Both Colin’s previous albums have been widely acclaimed. His second album, The Journey Home, was selected as Album of the Year both by Jazz Review, and won a coveted BBC Jazz Award 2004.

Among the rest of the band, David Milligan is also a great bandleader, with an excellent debut on Caber Records. He has been especially influenced by the folk-jazz tradition which has grown up in Sweden. He mentions Jan Johansson as well as Esbjorn Svensson among his peers.

The inclusion of Michael Buckley on saxophone confirms that the Celtic region extends further than just Scotland. So again it is easy to understand why Colin’s saxophonist is from Ireland. Michael is enveloped by the music of his homeland, music which ranges from The Chieftains to U2, as well as a number of well-known jazz musicians, such as guitarist Louis Stewart or singer Christine Tobin. But he too is an expert in jazz itself, having worked with Dave Liebman, Sam Rivers, Paul Bley and others.

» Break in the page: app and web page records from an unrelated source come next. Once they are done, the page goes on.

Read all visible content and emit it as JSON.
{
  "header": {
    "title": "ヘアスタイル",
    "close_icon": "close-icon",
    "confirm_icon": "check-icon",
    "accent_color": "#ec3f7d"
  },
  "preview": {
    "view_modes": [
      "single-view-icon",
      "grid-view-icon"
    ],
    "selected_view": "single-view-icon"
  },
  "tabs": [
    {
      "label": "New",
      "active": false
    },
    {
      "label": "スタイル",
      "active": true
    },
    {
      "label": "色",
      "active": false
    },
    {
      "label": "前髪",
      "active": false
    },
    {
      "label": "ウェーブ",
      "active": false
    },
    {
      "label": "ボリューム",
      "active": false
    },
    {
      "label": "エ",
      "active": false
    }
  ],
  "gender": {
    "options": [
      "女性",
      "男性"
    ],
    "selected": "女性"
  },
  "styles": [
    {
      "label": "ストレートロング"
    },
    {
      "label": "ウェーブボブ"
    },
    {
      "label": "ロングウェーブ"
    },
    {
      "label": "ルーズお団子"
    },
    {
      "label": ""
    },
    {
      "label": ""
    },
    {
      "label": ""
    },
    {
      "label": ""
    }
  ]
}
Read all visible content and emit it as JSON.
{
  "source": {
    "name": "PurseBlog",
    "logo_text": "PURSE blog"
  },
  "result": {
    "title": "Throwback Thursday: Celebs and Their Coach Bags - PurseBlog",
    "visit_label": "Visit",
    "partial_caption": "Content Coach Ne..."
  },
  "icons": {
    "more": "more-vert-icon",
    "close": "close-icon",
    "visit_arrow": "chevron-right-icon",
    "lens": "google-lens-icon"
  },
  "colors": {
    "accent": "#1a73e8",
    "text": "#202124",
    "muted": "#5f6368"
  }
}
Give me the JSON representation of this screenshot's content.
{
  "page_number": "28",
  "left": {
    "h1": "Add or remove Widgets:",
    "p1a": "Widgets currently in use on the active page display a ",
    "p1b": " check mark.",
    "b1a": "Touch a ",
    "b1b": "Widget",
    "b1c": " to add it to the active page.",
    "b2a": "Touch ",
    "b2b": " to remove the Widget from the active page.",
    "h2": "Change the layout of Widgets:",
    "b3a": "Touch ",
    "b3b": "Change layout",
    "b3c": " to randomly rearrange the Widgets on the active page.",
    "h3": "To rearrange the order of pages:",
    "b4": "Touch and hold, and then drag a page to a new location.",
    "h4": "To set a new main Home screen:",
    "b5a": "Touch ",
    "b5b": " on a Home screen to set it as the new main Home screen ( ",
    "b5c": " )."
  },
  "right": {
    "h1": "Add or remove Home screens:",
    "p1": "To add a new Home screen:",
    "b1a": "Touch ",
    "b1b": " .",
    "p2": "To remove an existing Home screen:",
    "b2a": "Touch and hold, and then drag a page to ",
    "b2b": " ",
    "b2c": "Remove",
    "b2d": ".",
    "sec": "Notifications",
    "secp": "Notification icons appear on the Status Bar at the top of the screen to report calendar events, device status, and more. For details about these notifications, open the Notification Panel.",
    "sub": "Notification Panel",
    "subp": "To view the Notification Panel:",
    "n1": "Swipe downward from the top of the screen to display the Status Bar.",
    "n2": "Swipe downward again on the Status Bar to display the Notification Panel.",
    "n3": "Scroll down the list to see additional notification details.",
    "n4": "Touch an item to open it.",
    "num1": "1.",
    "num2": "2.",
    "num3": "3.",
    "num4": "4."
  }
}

Jazz musicians thrive on curiosity and a desire to "go for it". This is leading to a further new, and likely fruitful, chapter for Colin Steele in the future. It’s not far to Scandinavia, and Sweden in particular, but the cultural affinity between the musicians and their desire to build on their national musical identities is even closer. Thus Colin has been invited to work with the two musicians of the Norrland project, Jonas Knutsson and Johan Norberg: the meeting of Scottish and Swedish musical traditions will be exciting to experience as already demonstrated by the shape of jazz to come from this CD.